Techno from Toronto.
Stuart Li's first album came out on Still Music, a Chicago label where sumptuous deep house thrives. His second album, meanwhile, is coming through Dekmantel, the Dutch label that's known for releasing, among others things, left-leaning techno. This tells you plenty about the way the Toronto artist straddles styles. Aside from those two (and his own Lab.our imprint), Li has jumped from big-deal label to big-deal label, including Mule, Ostgut Ton, NonPlus and Crème Organization, which is reflected in the diversity of his output. Li is a DJ's producer, making all kinds of club tracks that are no-frills yet never plain—just the kind of professional and fully-functional material you'd expect from someone who is a crack selector himself. Behind the decks, he's adventurous and proficient, mixing disco, house and techno. He can sound totally different depending on the night you catch him, or he might just hop from one thing to the next mid-set.
For his RA podcast, Li focusses on his techno side, exploring the rawer influences at work in his new album, Under The Same Sky. Like that record, the mix marries high-octane techno with bright, propulsive melodies, sprinting between tracks by Inigo Kennedy, Regis and [Ø] Phase.
What have you been up to recently?
School has started again so I've been back in "dad mode," walking my daughter to and from school, taking her to extracurricular activities and spending time with my family. Musically speaking, it's been a busy year, with the Dolly 12-inch, the upcoming LP on Dekmantel as well as a couple other EPs and remixes.
How and where was the mix recorded?
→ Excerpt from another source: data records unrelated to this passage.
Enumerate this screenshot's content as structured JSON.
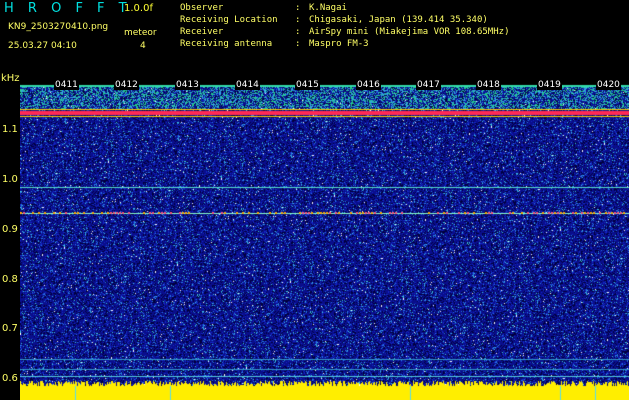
{
  "header": {
    "app_title": "H R O F F T",
    "version": "1.0.0f",
    "filename": "KN9_2503270410.png",
    "meteor_label": "meteor",
    "meteor_count": "4",
    "datetime": "25.03.27 04:10",
    "info": [
      {
        "key": "Observer",
        "value": "K.Nagai"
      },
      {
        "key": "Receiving Location",
        "value": "Chigasaki, Japan (139.414 35.340)"
      },
      {
        "key": "Receiver",
        "value": "AirSpy mini (Miakejima VOR 108.65MHz)"
      },
      {
        "key": "Receiving antenna",
        "value": "Maspro FM-3"
      }
    ]
  },
  "axis": {
    "y_unit": "kHz",
    "y_ticks": [
      "1.1",
      "1.0",
      "0.9",
      "0.8",
      "0.7",
      "0.6"
    ],
    "time_labels": [
      "0411",
      "0412",
      "0413",
      "0414",
      "0415",
      "0416",
      "0417",
      "0418",
      "0419",
      "0420"
    ]
  },
  "colors": {
    "background": "#000000",
    "label_yellow": "#ffff66",
    "title_cyan": "#00e0e0",
    "noise_deep": "#0a0e8c",
    "carrier_red": "#ff2a55",
    "floor_yellow": "#ffee00",
    "line_cyan": "#55ddcc"
  }
}
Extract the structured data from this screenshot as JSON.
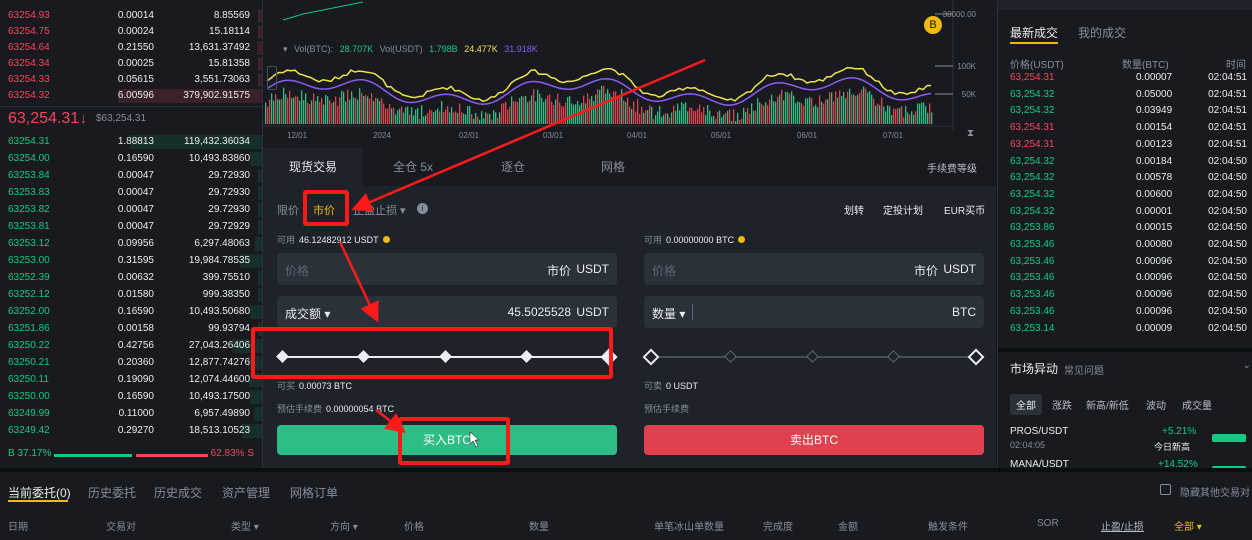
{
  "order_book": {
    "asks": [
      {
        "price": "63254.93",
        "amount": "0.00014",
        "total": "8.85569"
      },
      {
        "price": "63254.75",
        "amount": "0.00024",
        "total": "15.18114"
      },
      {
        "price": "63254.64",
        "amount": "0.21550",
        "total": "13,631.37492"
      },
      {
        "price": "63254.34",
        "amount": "0.00025",
        "total": "15.81358"
      },
      {
        "price": "63254.33",
        "amount": "0.05615",
        "total": "3,551.73063"
      },
      {
        "price": "63254.32",
        "amount": "6.00596",
        "total": "379,902.91575"
      }
    ],
    "mid_price": "63,254.31",
    "mid_arrow": "↓",
    "mid_fiat": "$63,254.31",
    "bids": [
      {
        "price": "63254.31",
        "amount": "1.88813",
        "total": "119,432.36034"
      },
      {
        "price": "63254.00",
        "amount": "0.16590",
        "total": "10,493.83860"
      },
      {
        "price": "63253.84",
        "amount": "0.00047",
        "total": "29.72930"
      },
      {
        "price": "63253.83",
        "amount": "0.00047",
        "total": "29.72930"
      },
      {
        "price": "63253.82",
        "amount": "0.00047",
        "total": "29.72930"
      },
      {
        "price": "63253.81",
        "amount": "0.00047",
        "total": "29.72929"
      },
      {
        "price": "63253.12",
        "amount": "0.09956",
        "total": "6,297.48063"
      },
      {
        "price": "63253.00",
        "amount": "0.31595",
        "total": "19,984.78535"
      },
      {
        "price": "63252.39",
        "amount": "0.00632",
        "total": "399.75510"
      },
      {
        "price": "63252.12",
        "amount": "0.01580",
        "total": "999.38350"
      },
      {
        "price": "63252.00",
        "amount": "0.16590",
        "total": "10,493.50680"
      },
      {
        "price": "63251.86",
        "amount": "0.00158",
        "total": "99.93794"
      },
      {
        "price": "63250.22",
        "amount": "0.42756",
        "total": "27,043.26406"
      },
      {
        "price": "63250.21",
        "amount": "0.20360",
        "total": "12,877.74276"
      },
      {
        "price": "63250.11",
        "amount": "0.19090",
        "total": "12,074.44600"
      },
      {
        "price": "63250.00",
        "amount": "0.16590",
        "total": "10,493.17500"
      },
      {
        "price": "63249.99",
        "amount": "0.11000",
        "total": "6,957.49890"
      },
      {
        "price": "63249.42",
        "amount": "0.29270",
        "total": "18,513.10523"
      }
    ],
    "buy_ratio": "B 37.17%",
    "sell_ratio": "62.83% S"
  },
  "chart": {
    "vol_label": "Vol(BTC):",
    "vol_btc": "28.707K",
    "vol_usdt_label": "Vol(USDT)",
    "vol_usdt": "1.798B",
    "ma1": "24.477K",
    "ma2": "31.918K",
    "y_ticks": [
      "30000.00",
      "100K",
      "50K"
    ],
    "x_ticks": [
      "12/01",
      "2024",
      "02/01",
      "03/01",
      "04/01",
      "05/01",
      "06/01",
      "07/01"
    ],
    "badge": "B",
    "expand_icon": "›"
  },
  "trade": {
    "tabs": [
      "现货交易",
      "全仓 5x",
      "逐仓",
      "网格"
    ],
    "fee_link": "手续费等级",
    "order_types": {
      "limit": "限价",
      "market": "市价",
      "stop": "止盈止损 ▾",
      "info": "i"
    },
    "links": [
      "划转",
      "定投计划",
      "EUR买币"
    ],
    "buy": {
      "avail_label": "可用",
      "avail_value": "46.12482912 USDT",
      "price_label": "价格",
      "price_value": "市价",
      "price_unit": "USDT",
      "amount_label": "成交额 ▾",
      "amount_value": "45.5025528",
      "amount_unit": "USDT",
      "slider_percent": 100,
      "can_buy_label": "可买",
      "can_buy_value": "0.00073 BTC",
      "fee_label": "预估手续费",
      "fee_value": "0.00000054 BTC",
      "button": "买入BTC"
    },
    "sell": {
      "avail_label": "可用",
      "avail_value": "0.00000000 BTC",
      "price_label": "价格",
      "price_value": "市价",
      "price_unit": "USDT",
      "amount_label": "数量 ▾",
      "amount_unit": "BTC",
      "slider_percent": 0,
      "can_sell_label": "可卖",
      "can_sell_value": "0 USDT",
      "fee_label": "预估手续费",
      "button": "卖出BTC"
    }
  },
  "trades": {
    "tabs": [
      "最新成交",
      "我的成交"
    ],
    "headers": [
      "价格(USDT)",
      "数量(BTC)",
      "时间"
    ],
    "rows": [
      {
        "price": "63,254.31",
        "amount": "0.00007",
        "time": "02:04:51",
        "side": "sell"
      },
      {
        "price": "63,254.32",
        "amount": "0.05000",
        "time": "02:04:51",
        "side": "buy"
      },
      {
        "price": "63,254.32",
        "amount": "0.03949",
        "time": "02:04:51",
        "side": "buy"
      },
      {
        "price": "63,254.31",
        "amount": "0.00154",
        "time": "02:04:51",
        "side": "sell"
      },
      {
        "price": "63,254.31",
        "amount": "0.00123",
        "time": "02:04:51",
        "side": "sell"
      },
      {
        "price": "63,254.32",
        "amount": "0.00184",
        "time": "02:04:50",
        "side": "buy"
      },
      {
        "price": "63,254.32",
        "amount": "0.00578",
        "time": "02:04:50",
        "side": "buy"
      },
      {
        "price": "63,254.32",
        "amount": "0.00600",
        "time": "02:04:50",
        "side": "buy"
      },
      {
        "price": "63,254.32",
        "amount": "0.00001",
        "time": "02:04:50",
        "side": "buy"
      },
      {
        "price": "63,253.86",
        "amount": "0.00015",
        "time": "02:04:50",
        "side": "buy"
      },
      {
        "price": "63,253.46",
        "amount": "0.00080",
        "time": "02:04:50",
        "side": "buy"
      },
      {
        "price": "63,253.46",
        "amount": "0.00096",
        "time": "02:04:50",
        "side": "buy"
      },
      {
        "price": "63,253.46",
        "amount": "0.00096",
        "time": "02:04:50",
        "side": "buy"
      },
      {
        "price": "63,253.46",
        "amount": "0.00096",
        "time": "02:04:50",
        "side": "buy"
      },
      {
        "price": "63,253.46",
        "amount": "0.00096",
        "time": "02:04:50",
        "side": "buy"
      },
      {
        "price": "63,253.14",
        "amount": "0.00009",
        "time": "02:04:50",
        "side": "buy"
      }
    ]
  },
  "market_moves": {
    "title": "市场异动",
    "subtitle": "常见问题",
    "filters": [
      "全部",
      "涨跌",
      "新高/新低",
      "波动",
      "成交量"
    ],
    "items": [
      {
        "pair": "PROS/USDT",
        "time": "02:04:05",
        "change": "+5.21%",
        "note": "今日新高"
      },
      {
        "pair": "MANA/USDT",
        "time": "",
        "change": "+14.52%",
        "note": ""
      }
    ]
  },
  "bottom": {
    "tabs": [
      "当前委托(0)",
      "历史委托",
      "历史成交",
      "资产管理",
      "网格订单"
    ],
    "hide_label": "隐藏其他交易对",
    "columns": [
      "日期",
      "交易对",
      "类型 ▾",
      "方向 ▾",
      "价格",
      "数量",
      "单笔冰山单数量",
      "完成度",
      "金额",
      "触发条件",
      "SOR",
      "止盈/止损",
      "全部 ▾"
    ]
  },
  "colors": {
    "up": "#0ecb81",
    "down": "#f6465d",
    "accent": "#f0b90b",
    "annotation": "#ff1a1a"
  }
}
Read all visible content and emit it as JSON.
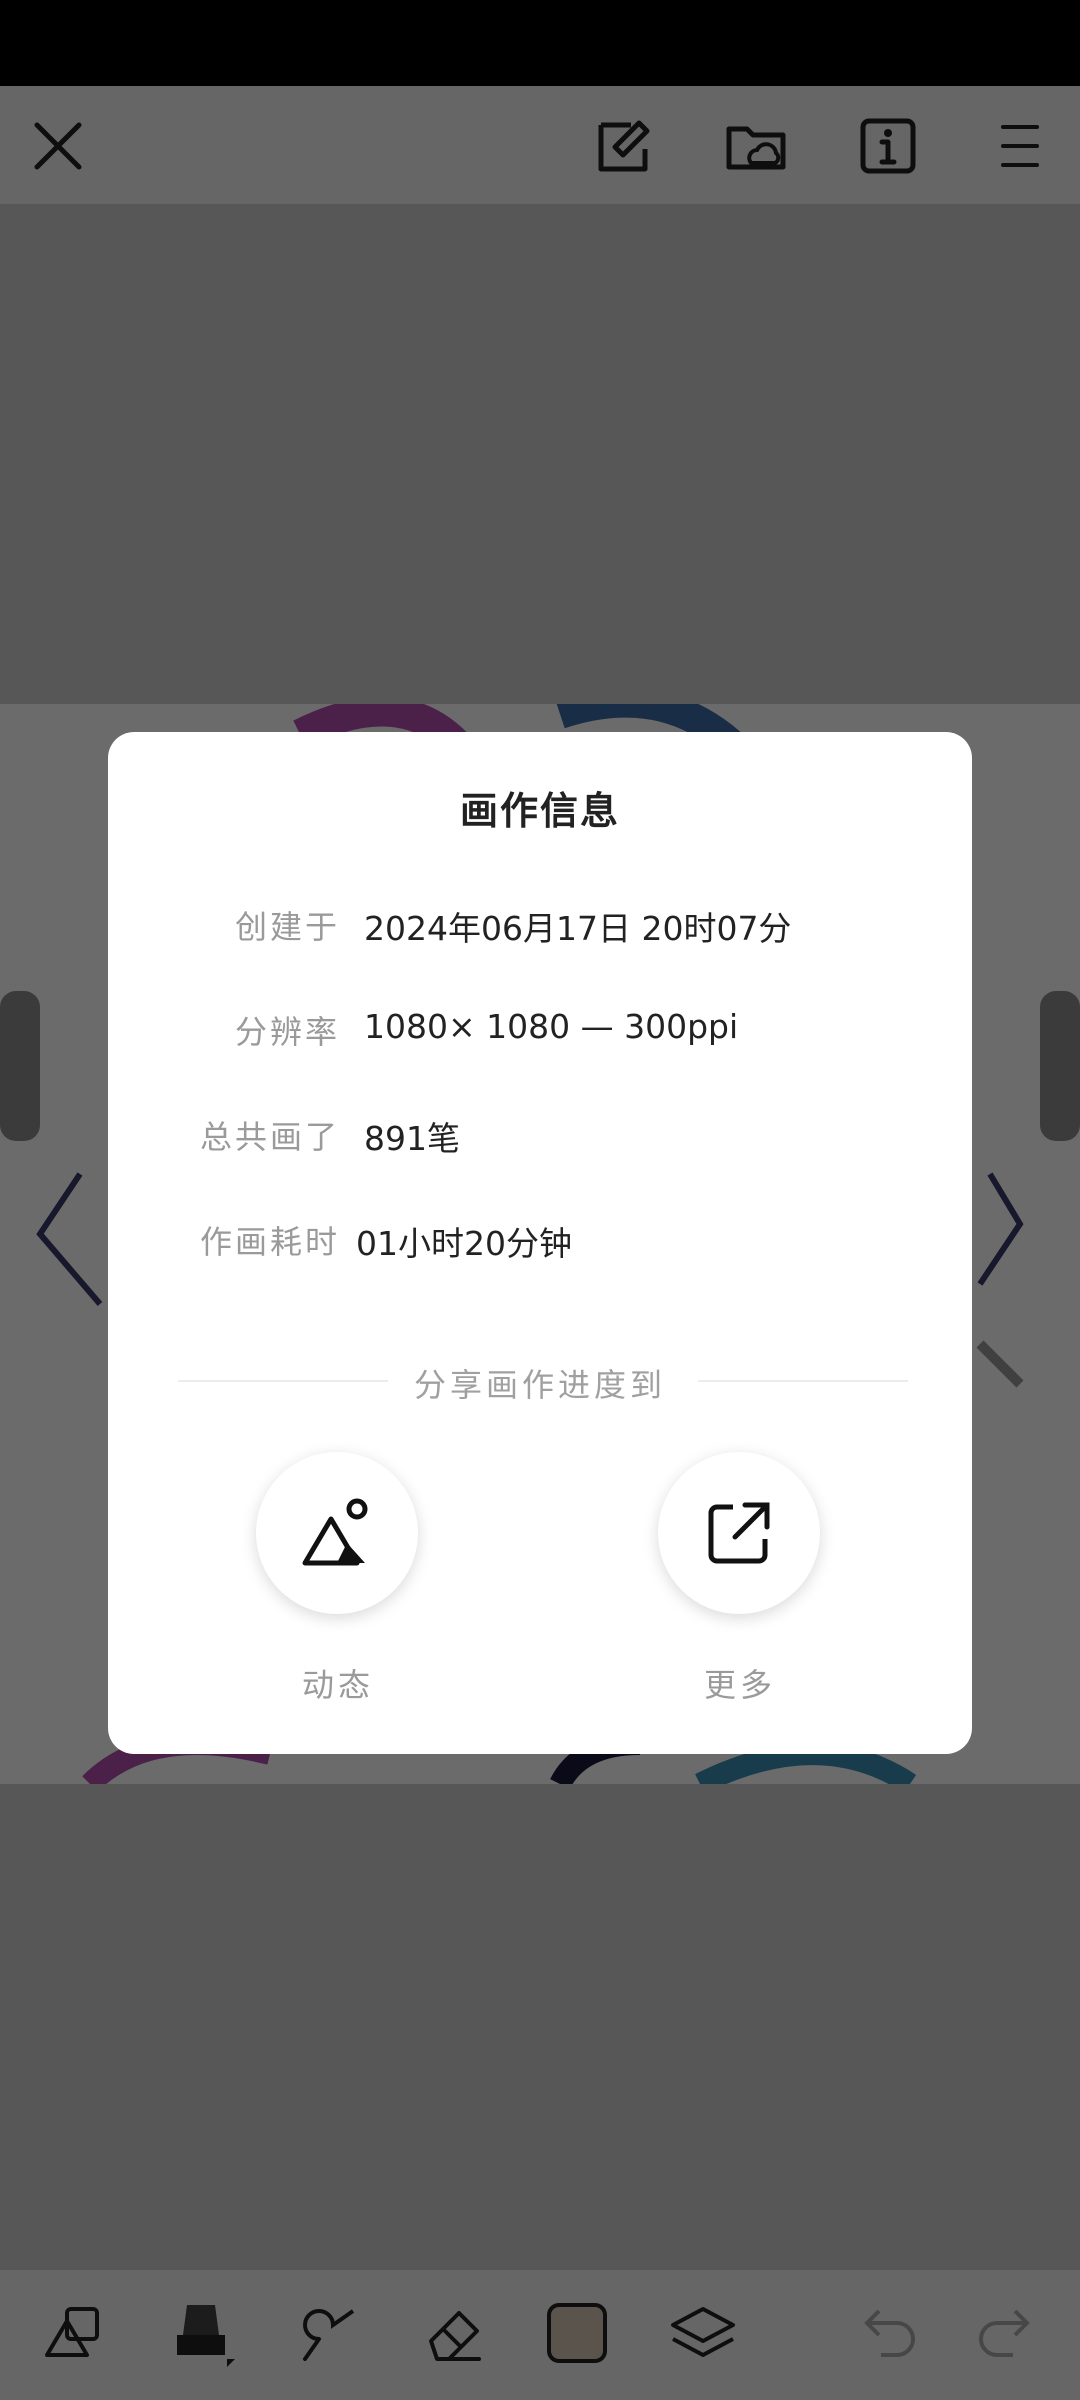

In my basement using a combo of Serato and vinyl. Generally I use vinyl and CDJs when playing out, but I can't afford a pair of CDJs at home.
Can you tell us about the idea behind the mix?
For this one I decided to do a techno-focused mix. While I do play a wide range of sounds in my sets, there is a difference, say, between playing an opening set for Sadar Bahar and opening the room for Surgeon (both of which I have done). Most of my mixes out there on the internet are more house-focused, so I thought I would take the opportunity to show my other side. But even then I think there is a pretty wide stretch of styles on this one.
How did the hookup with Dekmantel come about?
I had been following their output since Juju & Jordash's Deep Blue Meanies. Then, at one point, they reached out to me, but I didn't have music available at that time. When I put these tracks together for the album at the end of last year, I made a (very) short list of labels I thought they would fit on and that I would want to work with, and Dekmantel was one of these. There wasn't a need to get these out as an album at any cost unless it was on a label I wanted to be on, so if no one took them I probably would've just released them on my own label as EPs. Luckily, Dekmantel liked the music. As an aside, it's also nice that Juju & Jordash and Joey Anderson are also on the label, as we happen to be on the same agency (Uzuri) and we all get on quite well, so there's a family vibe.
The record seems to be more UK-influenced than some of your past work. Would that be a fair assessment?
There's definitely an influence, though I did not consciously set out to push it in any specific direction. When I started producing, it was pretty obvious that Detroit and Chicago were my main influences. As a DJ and music lover though, I've always been into a wide range of sounds. I think as I've matured in my productions I've tried to bring in more of my other influences and fuse them together.
What are you up to next?
I'm back on the road in November to tour and promote the album. On the release front, other than said album, there's also EPs coming on Skudge X and Fred P's label. I'm working on new material too, but it's too early to say when it will come out. We (J-UL and myself) are lining up some releases on our Lab.our imprint. Lab.our 06 from Hermans (no relation to my old Herman alias) is just out, with a BSU vs J-UL remix. The next one is from label regular Maxwell Church. EPs are also slated from new names Aberdeen, R, Jerry Riggs x Krizzli and Benjamin Wood. All are Toronto artists. It's great to have a platform to release local talent!